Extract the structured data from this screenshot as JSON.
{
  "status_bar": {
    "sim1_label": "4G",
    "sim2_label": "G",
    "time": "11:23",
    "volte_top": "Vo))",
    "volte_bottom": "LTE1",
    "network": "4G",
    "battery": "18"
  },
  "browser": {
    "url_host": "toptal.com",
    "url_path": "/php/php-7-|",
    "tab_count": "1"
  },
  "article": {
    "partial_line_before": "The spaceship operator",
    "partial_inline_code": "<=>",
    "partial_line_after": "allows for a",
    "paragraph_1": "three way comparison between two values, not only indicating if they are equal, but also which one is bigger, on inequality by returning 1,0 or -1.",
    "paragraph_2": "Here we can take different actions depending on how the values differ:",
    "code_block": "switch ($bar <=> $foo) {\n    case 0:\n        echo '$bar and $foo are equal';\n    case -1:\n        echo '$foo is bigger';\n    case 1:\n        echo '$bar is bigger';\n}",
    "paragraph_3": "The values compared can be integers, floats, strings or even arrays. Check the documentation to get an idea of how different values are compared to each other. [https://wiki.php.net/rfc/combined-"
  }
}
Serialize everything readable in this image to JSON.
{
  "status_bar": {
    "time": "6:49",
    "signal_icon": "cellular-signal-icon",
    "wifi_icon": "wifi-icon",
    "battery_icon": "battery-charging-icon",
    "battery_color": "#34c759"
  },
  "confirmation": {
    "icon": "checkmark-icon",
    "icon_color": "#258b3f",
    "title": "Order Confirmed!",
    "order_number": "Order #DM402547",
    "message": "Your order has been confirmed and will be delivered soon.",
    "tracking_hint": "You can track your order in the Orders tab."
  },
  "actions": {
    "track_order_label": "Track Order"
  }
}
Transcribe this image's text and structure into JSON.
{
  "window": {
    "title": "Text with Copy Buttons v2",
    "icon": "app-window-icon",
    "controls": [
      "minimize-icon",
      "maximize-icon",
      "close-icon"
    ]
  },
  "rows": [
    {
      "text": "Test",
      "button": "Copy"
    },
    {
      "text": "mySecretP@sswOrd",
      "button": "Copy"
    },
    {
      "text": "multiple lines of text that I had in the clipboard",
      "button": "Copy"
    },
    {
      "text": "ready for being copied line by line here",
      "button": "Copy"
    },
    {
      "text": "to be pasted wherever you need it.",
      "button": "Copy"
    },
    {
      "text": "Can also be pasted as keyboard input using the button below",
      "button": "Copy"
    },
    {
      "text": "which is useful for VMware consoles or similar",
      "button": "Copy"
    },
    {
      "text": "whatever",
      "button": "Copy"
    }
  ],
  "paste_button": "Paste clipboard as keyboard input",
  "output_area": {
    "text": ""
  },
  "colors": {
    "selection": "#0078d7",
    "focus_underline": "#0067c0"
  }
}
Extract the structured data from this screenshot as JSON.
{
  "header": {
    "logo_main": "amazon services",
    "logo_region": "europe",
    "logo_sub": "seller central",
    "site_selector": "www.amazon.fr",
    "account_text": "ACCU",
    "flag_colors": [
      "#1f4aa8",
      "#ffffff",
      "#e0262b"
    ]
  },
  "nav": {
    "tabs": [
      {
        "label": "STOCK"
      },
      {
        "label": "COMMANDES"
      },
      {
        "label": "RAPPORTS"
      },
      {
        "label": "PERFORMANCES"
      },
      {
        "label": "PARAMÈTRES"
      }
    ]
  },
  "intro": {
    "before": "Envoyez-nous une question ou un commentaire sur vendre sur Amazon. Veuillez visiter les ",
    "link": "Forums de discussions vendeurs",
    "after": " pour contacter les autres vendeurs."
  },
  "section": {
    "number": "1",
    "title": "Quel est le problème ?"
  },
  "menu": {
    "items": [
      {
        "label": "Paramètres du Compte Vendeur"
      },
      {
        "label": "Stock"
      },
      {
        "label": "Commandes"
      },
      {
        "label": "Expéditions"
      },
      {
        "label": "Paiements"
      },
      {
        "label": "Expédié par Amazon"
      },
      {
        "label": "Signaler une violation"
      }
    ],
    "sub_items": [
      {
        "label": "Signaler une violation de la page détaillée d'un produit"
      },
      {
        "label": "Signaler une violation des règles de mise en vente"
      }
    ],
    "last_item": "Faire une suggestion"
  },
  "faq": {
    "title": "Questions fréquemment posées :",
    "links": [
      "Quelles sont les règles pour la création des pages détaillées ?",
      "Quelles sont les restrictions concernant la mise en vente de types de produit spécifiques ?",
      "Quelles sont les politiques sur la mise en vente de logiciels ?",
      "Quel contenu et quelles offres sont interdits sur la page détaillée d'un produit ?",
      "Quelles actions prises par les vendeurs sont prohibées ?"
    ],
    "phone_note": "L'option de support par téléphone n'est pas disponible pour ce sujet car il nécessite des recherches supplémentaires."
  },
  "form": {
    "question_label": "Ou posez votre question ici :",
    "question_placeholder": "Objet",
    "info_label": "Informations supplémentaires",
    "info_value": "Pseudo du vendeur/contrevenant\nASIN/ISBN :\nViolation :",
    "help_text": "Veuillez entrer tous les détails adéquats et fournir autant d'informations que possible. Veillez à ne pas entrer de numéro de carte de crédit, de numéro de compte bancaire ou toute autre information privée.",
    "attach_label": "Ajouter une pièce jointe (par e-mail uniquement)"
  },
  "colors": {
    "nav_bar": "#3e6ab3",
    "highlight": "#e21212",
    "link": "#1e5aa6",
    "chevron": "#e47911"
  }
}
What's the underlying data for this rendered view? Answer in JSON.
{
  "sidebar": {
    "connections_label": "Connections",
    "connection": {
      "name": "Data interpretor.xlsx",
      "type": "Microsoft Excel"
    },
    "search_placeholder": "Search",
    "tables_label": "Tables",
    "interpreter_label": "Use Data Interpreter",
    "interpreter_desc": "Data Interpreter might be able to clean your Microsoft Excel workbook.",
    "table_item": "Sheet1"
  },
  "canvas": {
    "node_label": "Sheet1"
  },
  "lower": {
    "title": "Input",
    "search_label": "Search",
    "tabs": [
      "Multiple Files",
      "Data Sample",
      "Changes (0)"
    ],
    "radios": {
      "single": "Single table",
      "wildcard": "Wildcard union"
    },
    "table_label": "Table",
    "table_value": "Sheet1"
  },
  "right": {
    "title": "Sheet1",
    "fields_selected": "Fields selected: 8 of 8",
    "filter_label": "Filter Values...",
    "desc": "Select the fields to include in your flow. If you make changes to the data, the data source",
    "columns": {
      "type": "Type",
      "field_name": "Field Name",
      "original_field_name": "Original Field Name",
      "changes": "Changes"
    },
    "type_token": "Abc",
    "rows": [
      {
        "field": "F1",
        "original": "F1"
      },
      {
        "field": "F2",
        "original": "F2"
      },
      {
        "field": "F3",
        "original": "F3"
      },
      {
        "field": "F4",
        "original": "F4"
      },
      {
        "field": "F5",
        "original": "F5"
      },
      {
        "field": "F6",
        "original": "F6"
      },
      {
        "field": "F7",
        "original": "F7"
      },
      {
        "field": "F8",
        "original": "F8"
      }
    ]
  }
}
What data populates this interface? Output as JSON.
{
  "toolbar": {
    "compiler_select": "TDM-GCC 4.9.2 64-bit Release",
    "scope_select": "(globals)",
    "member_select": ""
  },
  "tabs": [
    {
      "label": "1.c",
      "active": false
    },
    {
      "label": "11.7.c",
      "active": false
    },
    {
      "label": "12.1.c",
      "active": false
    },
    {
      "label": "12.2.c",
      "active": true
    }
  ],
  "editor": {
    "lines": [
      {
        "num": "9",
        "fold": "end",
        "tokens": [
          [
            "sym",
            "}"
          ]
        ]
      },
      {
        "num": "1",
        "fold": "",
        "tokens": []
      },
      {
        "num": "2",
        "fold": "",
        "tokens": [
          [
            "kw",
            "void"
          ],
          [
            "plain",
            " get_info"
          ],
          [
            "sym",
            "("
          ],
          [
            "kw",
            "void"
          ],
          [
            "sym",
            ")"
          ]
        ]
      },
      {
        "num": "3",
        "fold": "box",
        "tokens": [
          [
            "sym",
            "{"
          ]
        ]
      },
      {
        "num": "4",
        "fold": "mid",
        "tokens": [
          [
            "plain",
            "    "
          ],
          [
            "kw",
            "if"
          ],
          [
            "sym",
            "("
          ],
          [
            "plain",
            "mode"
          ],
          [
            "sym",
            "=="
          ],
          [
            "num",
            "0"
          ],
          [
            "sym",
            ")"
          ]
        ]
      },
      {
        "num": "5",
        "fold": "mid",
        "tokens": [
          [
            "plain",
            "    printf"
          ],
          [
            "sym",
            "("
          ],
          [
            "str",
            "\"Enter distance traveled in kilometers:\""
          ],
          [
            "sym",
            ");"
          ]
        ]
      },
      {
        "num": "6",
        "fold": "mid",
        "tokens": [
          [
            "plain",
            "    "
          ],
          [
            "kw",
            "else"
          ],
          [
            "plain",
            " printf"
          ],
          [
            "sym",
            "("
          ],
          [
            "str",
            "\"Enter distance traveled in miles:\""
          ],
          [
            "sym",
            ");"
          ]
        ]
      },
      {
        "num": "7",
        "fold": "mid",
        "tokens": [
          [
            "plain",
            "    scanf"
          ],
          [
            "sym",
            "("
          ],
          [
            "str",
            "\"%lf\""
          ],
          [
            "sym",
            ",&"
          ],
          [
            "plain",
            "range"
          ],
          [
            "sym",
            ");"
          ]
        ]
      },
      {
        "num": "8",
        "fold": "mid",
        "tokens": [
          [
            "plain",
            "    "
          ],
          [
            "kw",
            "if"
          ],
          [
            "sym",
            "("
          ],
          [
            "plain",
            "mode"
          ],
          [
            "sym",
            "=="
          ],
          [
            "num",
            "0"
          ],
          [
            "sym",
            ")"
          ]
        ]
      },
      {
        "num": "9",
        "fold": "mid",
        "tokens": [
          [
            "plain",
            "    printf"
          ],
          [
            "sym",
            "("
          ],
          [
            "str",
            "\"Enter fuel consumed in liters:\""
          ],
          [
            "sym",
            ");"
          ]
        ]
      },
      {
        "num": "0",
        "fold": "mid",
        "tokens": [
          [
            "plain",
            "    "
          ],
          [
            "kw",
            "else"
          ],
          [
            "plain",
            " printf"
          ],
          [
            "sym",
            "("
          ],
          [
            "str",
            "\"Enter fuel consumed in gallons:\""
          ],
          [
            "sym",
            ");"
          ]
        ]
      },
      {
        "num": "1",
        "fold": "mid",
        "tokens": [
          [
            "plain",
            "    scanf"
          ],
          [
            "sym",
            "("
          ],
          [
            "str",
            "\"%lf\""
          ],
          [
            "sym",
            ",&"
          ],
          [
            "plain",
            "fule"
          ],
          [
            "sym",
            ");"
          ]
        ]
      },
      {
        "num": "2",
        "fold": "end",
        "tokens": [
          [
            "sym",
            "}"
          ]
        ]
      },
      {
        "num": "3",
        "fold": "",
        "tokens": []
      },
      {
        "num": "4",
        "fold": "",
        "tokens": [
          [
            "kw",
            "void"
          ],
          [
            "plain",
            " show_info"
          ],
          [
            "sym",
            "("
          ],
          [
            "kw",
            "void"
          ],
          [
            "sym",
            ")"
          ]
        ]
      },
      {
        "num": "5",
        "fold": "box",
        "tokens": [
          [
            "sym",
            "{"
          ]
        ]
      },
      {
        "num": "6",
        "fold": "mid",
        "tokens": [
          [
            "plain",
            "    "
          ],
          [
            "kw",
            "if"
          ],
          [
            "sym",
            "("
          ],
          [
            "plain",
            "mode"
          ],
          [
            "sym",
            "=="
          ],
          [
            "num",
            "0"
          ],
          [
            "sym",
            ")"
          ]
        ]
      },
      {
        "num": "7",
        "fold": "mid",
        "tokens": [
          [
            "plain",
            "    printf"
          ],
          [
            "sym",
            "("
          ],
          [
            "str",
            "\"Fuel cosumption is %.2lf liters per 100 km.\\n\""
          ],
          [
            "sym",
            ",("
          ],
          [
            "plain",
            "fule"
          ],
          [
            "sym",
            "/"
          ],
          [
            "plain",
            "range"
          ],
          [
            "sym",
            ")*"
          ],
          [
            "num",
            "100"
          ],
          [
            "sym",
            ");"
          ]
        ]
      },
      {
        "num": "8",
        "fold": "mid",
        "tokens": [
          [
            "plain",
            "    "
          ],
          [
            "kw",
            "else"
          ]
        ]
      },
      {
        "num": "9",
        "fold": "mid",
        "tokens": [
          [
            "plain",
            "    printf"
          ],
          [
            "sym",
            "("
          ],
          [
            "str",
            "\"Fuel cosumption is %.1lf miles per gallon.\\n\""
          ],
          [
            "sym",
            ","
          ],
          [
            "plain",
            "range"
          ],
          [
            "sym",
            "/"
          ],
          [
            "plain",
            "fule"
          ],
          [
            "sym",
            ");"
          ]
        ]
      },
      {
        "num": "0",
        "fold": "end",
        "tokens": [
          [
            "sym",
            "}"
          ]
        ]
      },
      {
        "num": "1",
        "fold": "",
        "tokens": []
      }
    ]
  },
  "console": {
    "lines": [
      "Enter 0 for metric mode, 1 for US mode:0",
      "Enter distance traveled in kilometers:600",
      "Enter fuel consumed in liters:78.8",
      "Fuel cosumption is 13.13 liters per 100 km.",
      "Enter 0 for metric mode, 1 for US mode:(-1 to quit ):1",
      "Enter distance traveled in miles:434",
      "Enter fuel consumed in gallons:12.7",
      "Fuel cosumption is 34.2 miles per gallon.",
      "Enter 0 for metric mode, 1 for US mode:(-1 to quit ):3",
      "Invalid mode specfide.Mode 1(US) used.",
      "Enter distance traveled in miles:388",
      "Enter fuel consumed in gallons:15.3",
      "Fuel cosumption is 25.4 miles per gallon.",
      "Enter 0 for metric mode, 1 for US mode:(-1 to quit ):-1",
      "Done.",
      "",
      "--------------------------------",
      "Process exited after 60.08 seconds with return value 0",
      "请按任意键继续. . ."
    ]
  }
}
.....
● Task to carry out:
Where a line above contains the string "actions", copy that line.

● The answer:
    "paragraph_2": "Here we can take different actions depending on how the values differ:",
  "actions": {
      "Quelles actions prises par les vendeurs sont prohibées ?"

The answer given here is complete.